J. Cofer Black is GOP presidential candidate Mitt Romney’s chief weapon against Islamo-fascism. The former CIA official chairs Romney’s Counterterrorism Policy Advisory Group. Also, the 9/11 Commission, the Congressional Joint Inquiry on 9/11 and the CIA’s inspector general all condemn him for dropping the ball before Sept. 11, 2001. Black’s spot in Romney’s brain trust raises grave doubts about the former Massachusetts governor’s national-security judgment.
If the Supreme Court is as hermetically sealed from outside influence as many believe, then the recent carnage in Nebraska and Colorado will have no influence on its decision whether the Second Amendment gives individual Americans the right to bear whatever arms they choose or limits it to a collective right controlled by the state for the national defense.
There’s only one solution to the wholly disproportionate emphasis on Iowa: Convince the voters of New Hampshire to punish the winners of those caucuses.
Don’t vote for them, people, or write their names in for one of those oddball elected New England offices like selectman in charge of the town dump.

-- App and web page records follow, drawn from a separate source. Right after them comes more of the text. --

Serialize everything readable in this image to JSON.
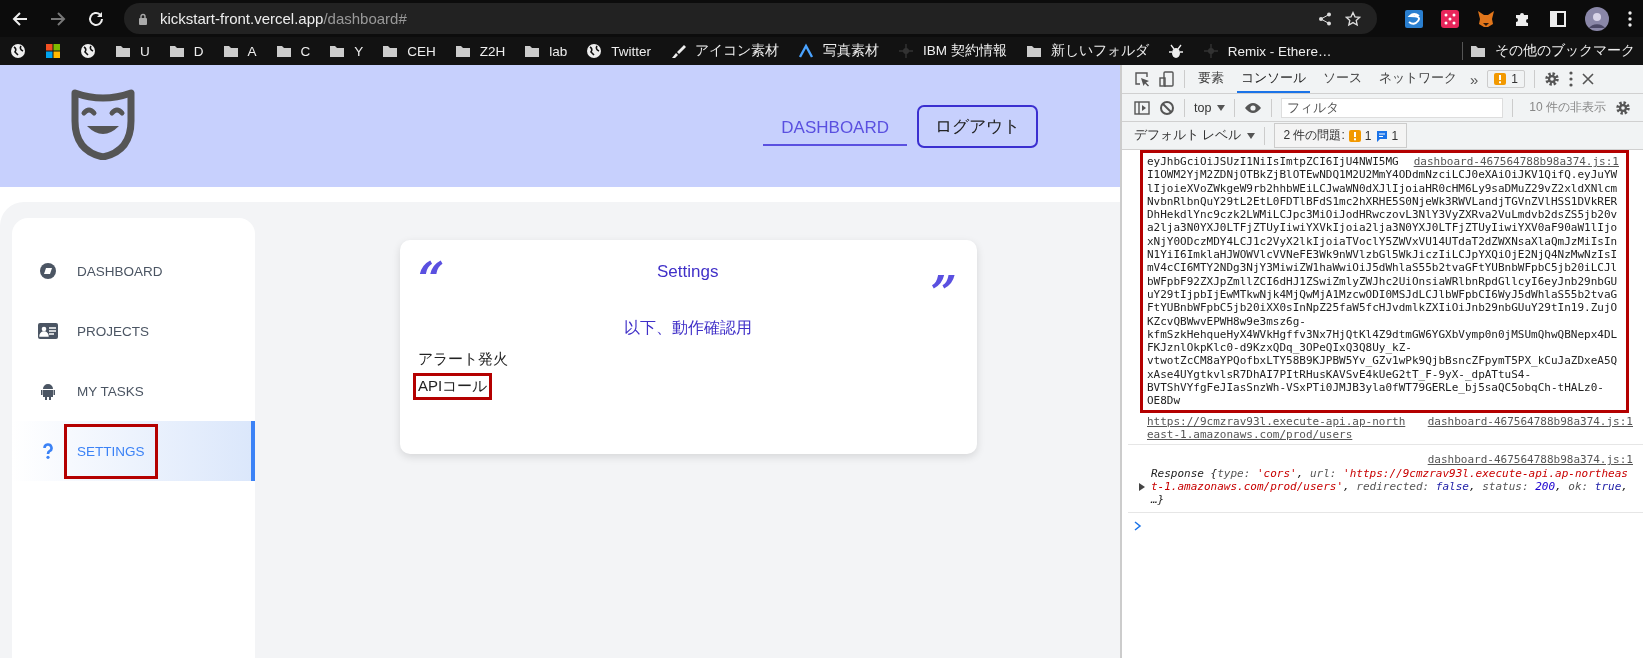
{
  "browser": {
    "url_host": "kickstart-front.vercel.app",
    "url_path": "/dashboard#"
  },
  "bookmarks": [
    {
      "kind": "globe"
    },
    {
      "kind": "tiles"
    },
    {
      "kind": "globe"
    },
    {
      "kind": "folder",
      "label": "U"
    },
    {
      "kind": "folder",
      "label": "D"
    },
    {
      "kind": "folder",
      "label": "A"
    },
    {
      "kind": "folder",
      "label": "C"
    },
    {
      "kind": "folder",
      "label": "Y"
    },
    {
      "kind": "folder",
      "label": "CEH"
    },
    {
      "kind": "folder",
      "label": "Z2H"
    },
    {
      "kind": "folder",
      "label": "lab"
    },
    {
      "kind": "globe",
      "label": "Twitter"
    },
    {
      "kind": "brush",
      "label": "アイコン素材"
    },
    {
      "kind": "peak",
      "label": "写真素材"
    },
    {
      "kind": "dots",
      "label": "IBM 契約情報"
    },
    {
      "kind": "folder",
      "label": "新しいフォルダ"
    },
    {
      "kind": "bug"
    },
    {
      "kind": "dots",
      "label": "Remix - Ethere…"
    }
  ],
  "other_bookmarks": "その他のブックマーク",
  "app": {
    "nav": [
      {
        "label": "DASHBOARD",
        "selected": true
      }
    ],
    "logout": "ログアウト",
    "sidebar": [
      {
        "label": "DASHBOARD",
        "selected": false,
        "annotated": false
      },
      {
        "label": "PROJECTS",
        "selected": false,
        "annotated": false
      },
      {
        "label": "MY TASKS",
        "selected": false,
        "annotated": false
      },
      {
        "label": "SETTINGS",
        "selected": true,
        "annotated": true
      }
    ],
    "card": {
      "open_quote": "“",
      "title": "Settings",
      "close_quote": "”",
      "subtitle": "以下、動作確認用",
      "links": [
        {
          "label": "アラート発火",
          "annotated": false
        },
        {
          "label": "APIコール",
          "annotated": true
        }
      ]
    }
  },
  "devtools": {
    "tabs": [
      {
        "label": "要素",
        "selected": false
      },
      {
        "label": "コンソール",
        "selected": true
      },
      {
        "label": "ソース",
        "selected": false
      },
      {
        "label": "ネットワーク",
        "selected": false
      }
    ],
    "more": "»",
    "issues_badge": "1",
    "context": "top",
    "filter_placeholder": "フィルタ",
    "hidden_count": "10 件の非表示",
    "level": "デフォルト レベル",
    "issues_label": "2 件の問題:",
    "warnings": "1",
    "infos": "1",
    "messages": [
      {
        "kind": "text",
        "annotated": true,
        "source": "dashboard-467564788b98a374.js:1",
        "text": "eyJhbGciOiJSUzI1NiIsImtpZCI6IjU4NWI5MGI1OWM2YjM2ZDNjOTBkZjBlOTEwNDQ1M2U2MmY4ODdmNzciLCJ0eXAiOiJKV1QifQ.eyJuYWlIjoieXVoZWkgeW9rb2hhbWEiLCJwaWN0dXJlIjoiaHR0cHM6Ly9saDMuZ29vZ2xldXNlcmNvbnRlbnQuY29tL2EtL0FDTlBFdS1mc2hXRHE5S0NjeWk3RWVLandjTGVnZVlHSS1DVkRERDhHekdlYnc9czk2LWMiLCJpc3MiOiJodHRwczovL3NlY3VyZXRva2VuLmdvb2dsZS5jb20va2lja3N0YXJ0LTFjZTUyIiwiYXVkIjoia2lja3N0YXJ0LTFjZTUyIiwiYXV0aF90aW1lIjoxNjY0ODczMDY4LCJ1c2VyX2lkIjoiaTVoclY5ZWVxVU14UTdaT2dZWXNsaXlaQmJzMiIsInN1YiI6ImklaHJWOWVlcVVNeFE3Wk9nWVlzbGl5WkJiczIiLCJpYXQiOjE2NjQ4NzMwNzIsImV4cCI6MTY2NDg3NjY3MiwiZW1haWwiOiJ5dWhlaS55b2tvaGFtYUBnbWFpbC5jb20iLCJlbWFpbF92ZXJpZmllZCI6dHJ1ZSwiZmlyZWJhc2UiOnsiaWRlbnRpdGllcyI6eyJnb29nbGUuY29tIjpbIjEwMTkwNjk4MjQwMjA1MzcwODI0MSJdLCJlbWFpbCI6WyJ5dWhlaS55b2tvaGFtYUBnbWFpbC5jb20iXX0sInNpZ25faW5fcHJvdmlkZXIiOiJnb29nbGUuY29tIn19.ZujOKZcvQBWwvEPWH8w9e3msz6g-kfmSzkHehqueHyX4WVkHgffv3Nx7HjQtKl4Z9dtmGW6YGXbVymp0n0jMSUmQhwQBNepx4DLFKJznlOkpKlc0-d9KzxQDq_3OPeQIxQ3Q8Uy_kZ-vtwotZcCM8aYPQofbxLTY58B9KJPBW5Yv_GZv1wPk9QjbBsncZFpymT5PX_kCuJaZDxeA5QxAse4UYgtkvlsR7DhAI7PItRHusKAVSvE4kUeG2tT_F-9yX-_dpATtuS4-BVTShVYfgFeJIasSnzWh-VSxPTi0JMJB3yla0fWT79GERLe_bj5saQC5obqCh-tHALz0-OE8Dw"
      },
      {
        "kind": "link",
        "annotated": false,
        "source": "dashboard-467564788b98a374.js:1",
        "text": "https://9cmzrav93l.execute-api.ap-northeast-1.amazonaws.com/prod/users"
      },
      {
        "kind": "object",
        "annotated": false,
        "source": "dashboard-467564788b98a374.js:1",
        "parts": [
          {
            "text": "Response ",
            "kind": "plain"
          },
          {
            "text": "{",
            "kind": "plain"
          },
          {
            "text": "type: ",
            "kind": "key"
          },
          {
            "text": "'cors'",
            "kind": "string"
          },
          {
            "text": ", ",
            "kind": "plain"
          },
          {
            "text": "url: ",
            "kind": "key"
          },
          {
            "text": "'https://9cmzrav93l.execute-api.ap-northeast-1.amazonaws.com/prod/users'",
            "kind": "string"
          },
          {
            "text": ", ",
            "kind": "plain"
          },
          {
            "text": "redirected: ",
            "kind": "key"
          },
          {
            "text": "false",
            "kind": "keyword"
          },
          {
            "text": ", ",
            "kind": "plain"
          },
          {
            "text": "status: ",
            "kind": "key"
          },
          {
            "text": "200",
            "kind": "number"
          },
          {
            "text": ", ",
            "kind": "plain"
          },
          {
            "text": "ok: ",
            "kind": "key"
          },
          {
            "text": "true",
            "kind": "keyword"
          },
          {
            "text": ", …}",
            "kind": "plain"
          }
        ]
      }
    ]
  }
}
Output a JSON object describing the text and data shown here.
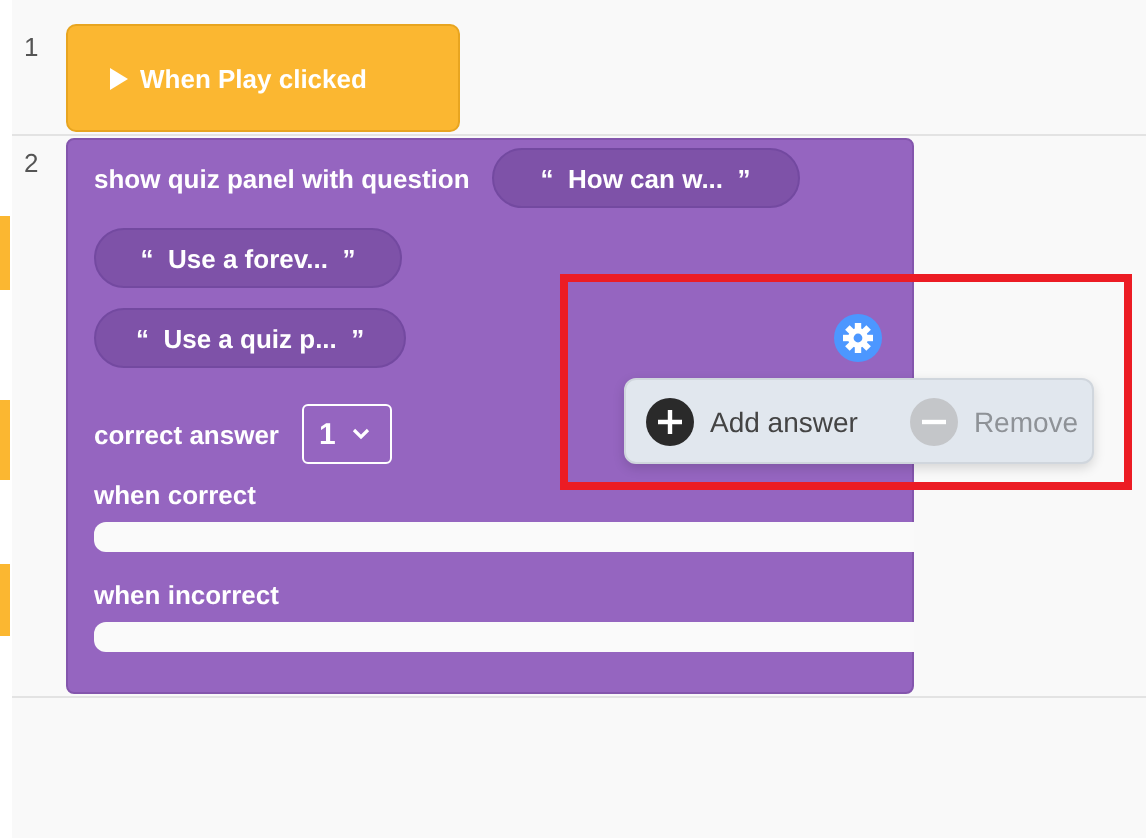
{
  "line_numbers": [
    "1",
    "2"
  ],
  "event_block": {
    "label": "When Play clicked"
  },
  "quiz_block": {
    "title": "show quiz panel with question",
    "question": "How can w...",
    "answers": [
      "Use a forev...",
      "Use a quiz p..."
    ],
    "quote_open": "“",
    "quote_close": "”",
    "correct_label": "correct answer",
    "correct_value": "1",
    "when_correct": "when correct",
    "when_incorrect": "when incorrect"
  },
  "popup": {
    "add_label": "Add answer",
    "remove_label": "Remove",
    "remove_disabled": true
  }
}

There have been attempts to spread all the attention Iowa and New Hampshire get to new venues, like, say, the other 48 states, but to no avail.
Wrapped up as we have been in presidential-election hoopla, machinations and drivel, we have to sober up and realize we still have another entire year of the Bush administration to deal with. What should we expect?
Ed Gillespie, senior White House counselor and one of the few experienced work-a-day Republicans who haven’t fled the administration, says President Bush plans to spend this year in a “lot of travel.”
He says the time frame for getting anything through Congress will expire on or about July 4 as senators and representatives race home to campaign for re-election.
The official ineptitude that has dogged our war effort in Iraq has spread to affect the fate of tens of thousands of Iraqi refugees, many in fear for their lives having worked for us, desperate for sanctuary in the United States.
We are obligated to help them. You can argue that the violence is Iraqi-on-Iraqi, but there wouldn’t be internecine violence if we hadn’t arrived and there would be less violence if we had arrived in the numbers our military planners recommended.
Michael Mukasey’s confirmation as U.S. attorney general became mired in his ambiguity over whether harsh interrogation techniques like waterboarding constituted torture. In the end, the former judge was confirmed but by the narrowest margin for his post in over 50 years.
Now, with just over two months on the job, the issue of waterboarding is back on his doorstep. So far, Mukasey is handling it better than he did the Senate.